Fiona Scott Lazareff is an entrepreneur, publisher, writer, sportswoman and pilot who launched The Techpreneur of the Year Award in March this year to encourage women to become involved in tech start-ups – she also chairs its judging panel. Formerly a magazine publisher, Fiona was among the first women to raise institutional funding to launch a real-time reservations platform, before taking over divento.com in 2002. Today she is CEO of divento.com and is on the Committee of University Women’s Club in London, where the awards were hosted on 27th June 2014.
“…The word “tech” and the idea of starting a business need no longer be stereotyped to males – and we hope the success of these awards will enable more women to start their own businesses and apply for next years’ awards…”
Have you always dreamed of starting a business, but never quite dared?
I believe from my own experience as a techpreneur, that most women are capable of succeeding. I also think they are particularly suited to tech related start-ups, which can offer enormous flexibility in terms of where and when you work.
Images of alien techpreneur stereotypes: usually male
Unfortunately the word “tech” and the idea of starting a business often conjures up images of alien stereotypes: usually male! Yet skills such as marketing, design, sales and team leadership are often just as important. So if you don’t consider yourself to be an expert in MYSQL or PHP or in ROIs and cash flows, don’t worry: all you need is the ability to find the right people who are.
What you need is imagination and resolve
I have launched Techpreneurs.co.uk to encourage women to set up tech-related businesses. The idea is to pull established and would be techpreneurs together so we can share our resources, our knowledge and contacts to make women techpreneurs a phenomenon of the 21st century.
It’s easy to forget just how difficult it was to get the awards up and running. A month after the awards had opened, there was only one entry on our system: the test we had run to see if the platform worked.
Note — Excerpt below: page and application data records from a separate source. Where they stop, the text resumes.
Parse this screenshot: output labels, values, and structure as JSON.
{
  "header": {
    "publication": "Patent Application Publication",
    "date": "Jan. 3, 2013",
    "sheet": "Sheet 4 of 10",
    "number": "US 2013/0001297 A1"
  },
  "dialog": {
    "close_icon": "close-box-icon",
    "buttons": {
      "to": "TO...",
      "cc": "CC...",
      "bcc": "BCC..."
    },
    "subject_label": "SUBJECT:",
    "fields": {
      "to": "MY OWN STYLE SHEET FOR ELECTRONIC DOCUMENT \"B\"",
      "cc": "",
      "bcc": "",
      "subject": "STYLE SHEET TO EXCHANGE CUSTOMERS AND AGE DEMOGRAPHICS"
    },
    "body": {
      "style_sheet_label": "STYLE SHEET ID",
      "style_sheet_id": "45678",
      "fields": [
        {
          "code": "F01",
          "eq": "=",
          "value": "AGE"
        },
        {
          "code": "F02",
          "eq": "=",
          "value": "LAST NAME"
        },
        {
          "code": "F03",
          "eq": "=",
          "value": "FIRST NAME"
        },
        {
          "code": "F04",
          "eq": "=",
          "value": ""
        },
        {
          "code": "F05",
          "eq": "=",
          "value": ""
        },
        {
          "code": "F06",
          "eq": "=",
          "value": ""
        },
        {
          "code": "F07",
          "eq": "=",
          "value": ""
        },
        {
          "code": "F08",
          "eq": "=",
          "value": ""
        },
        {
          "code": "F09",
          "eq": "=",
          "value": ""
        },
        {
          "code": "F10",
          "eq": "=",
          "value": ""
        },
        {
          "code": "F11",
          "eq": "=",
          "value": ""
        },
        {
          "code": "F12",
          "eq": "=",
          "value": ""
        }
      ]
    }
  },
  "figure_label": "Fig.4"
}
It was the normal entrepreneur’s nightmare of coming up against the unexpected. Fortunately, thanks to everybody’s help, the word got out and we ended up with yet another surprise: a mind-boggling 67 entries.
Reward and acknowledge exceptional techpreneur women
This has been an incredible first year for the awards, which has allowed us to finally reward and acknowledge the exceptional women within the tech industry.
New innovations and advances in technology continue to change dramatically but this group of finalists has not only embraced these developments, but is genuinely creating a path for the next generation of female professionals.
Unrivalled potential, talent and success
These awards are designed to honour these female leaders and start-ups for their unrivalled potential, talent and success in the industry and to be an advocate for women in technology at all levels.
The word “tech” and the idea of starting a business need no longer be stereotyped to males – and we hope the success of these awards will enable more women to start their own businesses and apply for next years’ awards.
There were two main categories to enter this year:
Conceptual: For women involved in enterprises that have not yet started actively trading
Laura Willoughby – Club Soda
Also highly commended were:
- Emma Coles – Adlet
- Nathalie Richards – Edukit
- Sinead MacManus – Fluency
- Karoline Gross – Smartzer
- Victoria Thomas – Trigah
Veterans: For women who play a definitive role in an existing company which has been trading for less than five years, and has a turnover of less than £10m
Rosemary Francis – Ellexus
Also highly commended were:
- Lucy Yu – Swiftkey
- Irina Turcan – Arti:i:curate
- Kal di Paola – BuyMyWardrobe
- Kelley Klein – Student@Home
- Victoria Johnson – VetCT